If the deal was voted down, Greece may have been forced out of the 17-nation bloc that uses the euro and may have then defaulted on all its debts, triggering significant losses to European banks and investors that bought Greek bonds.
Greek analysts say their politicians have deepened the mess.
"The EU had agreed on the rescue measures and decided to help Greece, there was no reason for proposing this (referendum), it was crazy," said Timos Melissaris, an economist in Athens. "The worst part was that the EU leaders weren't told in advance."
Melissaris sais Papandreou was hoping to have voters share responsibility for the dire situation by calling a referendum.
"Certainly a referendum is appropriate for a democracy but for some point later on," he said. "Now, we should move forward but what is needed is agreement with the people, not this conflict we have been having.

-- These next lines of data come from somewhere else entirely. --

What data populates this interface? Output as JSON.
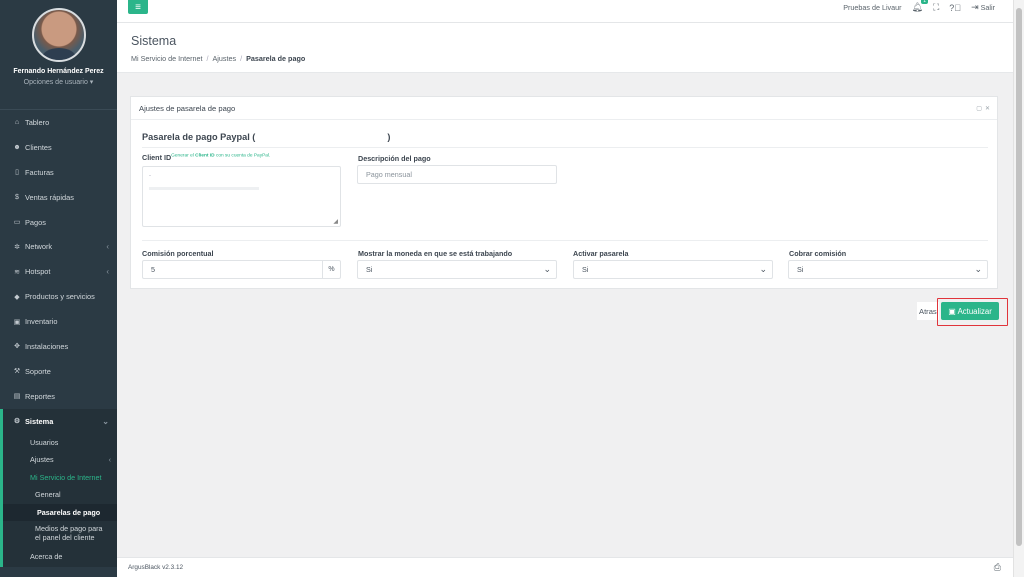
{
  "user": {
    "name": "Fernando Hernández Perez",
    "options_label": "Opciones de usuario ▾"
  },
  "sidebar": {
    "items": [
      {
        "label": "Tablero",
        "icon": "dashboard-icon"
      },
      {
        "label": "Clientes",
        "icon": "users-icon"
      },
      {
        "label": "Facturas",
        "icon": "file-icon"
      },
      {
        "label": "Ventas rápidas",
        "icon": "dollar-icon"
      },
      {
        "label": "Pagos",
        "icon": "money-icon"
      },
      {
        "label": "Network",
        "icon": "network-icon"
      },
      {
        "label": "Hotspot",
        "icon": "wifi-icon"
      },
      {
        "label": "Productos y servicios",
        "icon": "tag-icon"
      },
      {
        "label": "Inventario",
        "icon": "cubes-icon"
      },
      {
        "label": "Instalaciones",
        "icon": "tools-icon"
      },
      {
        "label": "Soporte",
        "icon": "wrench-icon"
      },
      {
        "label": "Reportes",
        "icon": "report-icon"
      },
      {
        "label": "Sistema",
        "icon": "cogs-icon"
      }
    ],
    "sistema_sub": {
      "usuarios": "Usuarios",
      "ajustes": "Ajustes",
      "mi_servicio": "Mi Servicio de Internet",
      "general": "General",
      "pasarelas": "Pasarelas de pago",
      "medios_l1": "Medios de pago para",
      "medios_l2": "el panel del cliente",
      "acerca": "Acerca de"
    }
  },
  "topbar": {
    "company": "Pruebas de Livaur",
    "notification_count": "1",
    "logout": "Salir"
  },
  "header": {
    "title": "Sistema",
    "breadcrumb": [
      "Mi Servicio de Internet",
      "Ajustes",
      "Pasarela de pago"
    ]
  },
  "panel": {
    "title": "Ajustes de pasarela de pago",
    "section_title_start": "Pasarela de pago Paypal (",
    "section_title_end": ")",
    "client_id_label": "Client ID",
    "client_id_hint_pre": "Generar el ",
    "client_id_hint_bold": "Client ID",
    "client_id_hint_post": " con su cuenta de PayPal.",
    "client_id_value": "-",
    "descripcion_label": "Descripción del pago",
    "descripcion_placeholder": "Pago mensual",
    "comision_label": "Comisión porcentual",
    "comision_value": "5",
    "comision_unit": "%",
    "moneda_label": "Mostrar la moneda en que se está trabajando",
    "moneda_value": "Si",
    "activar_label": "Activar pasarela",
    "activar_value": "Si",
    "cobrar_label": "Cobrar comisión",
    "cobrar_value": "Si"
  },
  "actions": {
    "back_label": "Atras",
    "update_label": "Actualizar"
  },
  "footer": {
    "version": "ArgusBlack v2.3.12"
  },
  "colors": {
    "accent": "#2bb58a",
    "sidebar_bg": "#2b3a44",
    "highlight": "#e0343b"
  }
}
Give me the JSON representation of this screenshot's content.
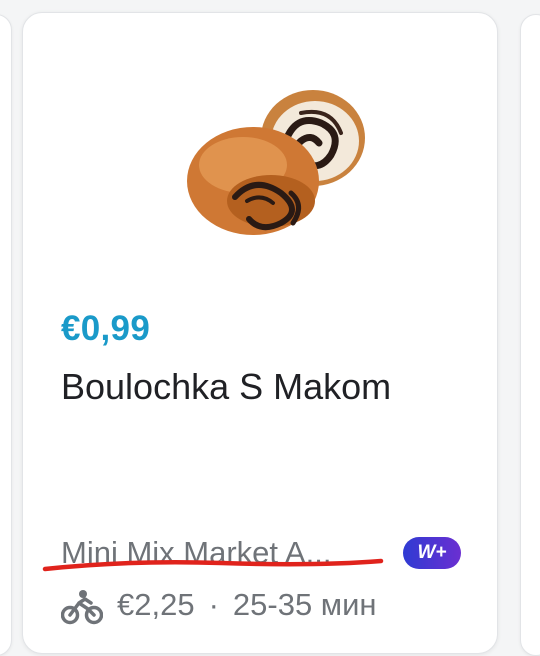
{
  "product": {
    "price": "€0,99",
    "name": "Boulochka S Makom",
    "image_icon": "poppy-seed-roll-image"
  },
  "store": {
    "name": "Mini Mix Market A...",
    "badge": "W+"
  },
  "delivery": {
    "icon": "bicycle-icon",
    "fee": "€2,25",
    "separator": "·",
    "time": "25-35 мин"
  },
  "colors": {
    "price": "#1a9ac9",
    "text": "#202125",
    "muted": "#6f7378",
    "badge_from": "#2f3bd3",
    "badge_to": "#6b2fd1",
    "annotation": "#e0231c"
  }
}
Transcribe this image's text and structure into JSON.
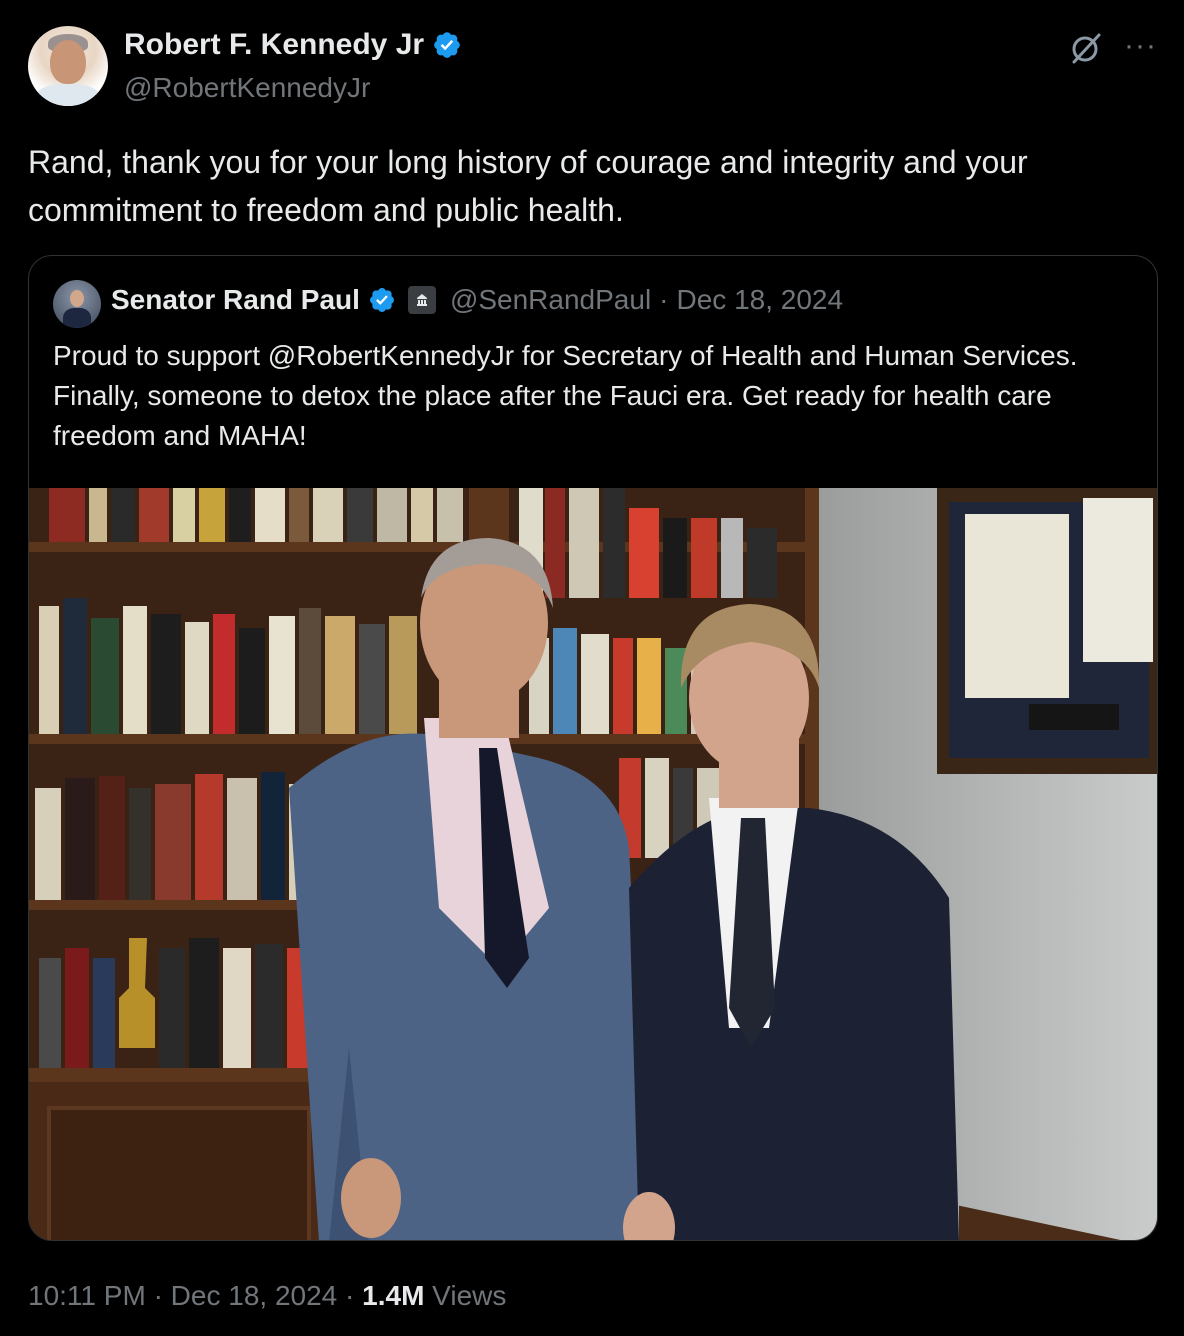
{
  "author": {
    "name": "Robert F. Kennedy Jr",
    "handle": "@RobertKennedyJr",
    "verified": true
  },
  "tweet": {
    "text": "Rand, thank you for your long history of courage and integrity and your commitment to freedom and public health."
  },
  "quoted_tweet": {
    "name": "Senator Rand Paul",
    "handle": "@SenRandPaul",
    "separator": "·",
    "date": "Dec 18, 2024",
    "verified": true,
    "text": "Proud to support @RobertKennedyJr for Secretary of Health and Human Services. Finally, someone to detox the place after the Fauci era. Get ready for health care freedom and MAHA!"
  },
  "meta": {
    "time": "10:11 PM",
    "sep1": "·",
    "date": "Dec 18, 2024",
    "sep2": "·",
    "views_count": "1.4M",
    "views_label": "Views"
  },
  "icons": {
    "verified": "verified-badge-icon",
    "grok": "grok-icon",
    "more": "more-icon",
    "government": "government-building-icon"
  },
  "colors": {
    "background": "#000000",
    "text_primary": "#e7e9ea",
    "text_secondary": "#71767b",
    "verified_blue": "#1d9bf0",
    "border": "#2f3336"
  }
}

People are not happy with all the politics or the politicians."
Ordinary Greeks complain that even if the bailout comes through it is really only going to help banks and politicians, not them. Nothing in the bailout package is going to improve the awful economy in Greece, where unemployment is at 16%.
"Our sales have gone down," said Meri Tsalikidi, 52, owner of a solar water heater business that employees one more person. "If people don't have money, they won't spend. Food and children's clothes have priority right now."
State workers were prepared to hold another in a string of anti-austerity protests outside parliament on Thursday. Such protests have paralyzed Athens in the past. The main union in Greece said worker pay has been reduced by more than 20%.
The combination of the economic crisis with the extra taxes imposed on business owners has knelt down even those that were doing well before the crisis.
"We're going crazy" Tsalikidi said. "This year we had to pay more than ($27,000) in taxes, even if we made no sales."
The political chaos was not over yet in Greece. A vote of confidence in the Greece government was set for Friday. If the ruling socialists are defeated, President Karolos Papoulias would then try to help form a new government under a new prime minister or invite opposition parties to form a government.
The main opposition New Democracy party had been on record opposing the spending cuts that are part of the bailout and had been criticizing the government for agreeing to them in Brussels. But Papandreou said the party agreed to support the bailout in full.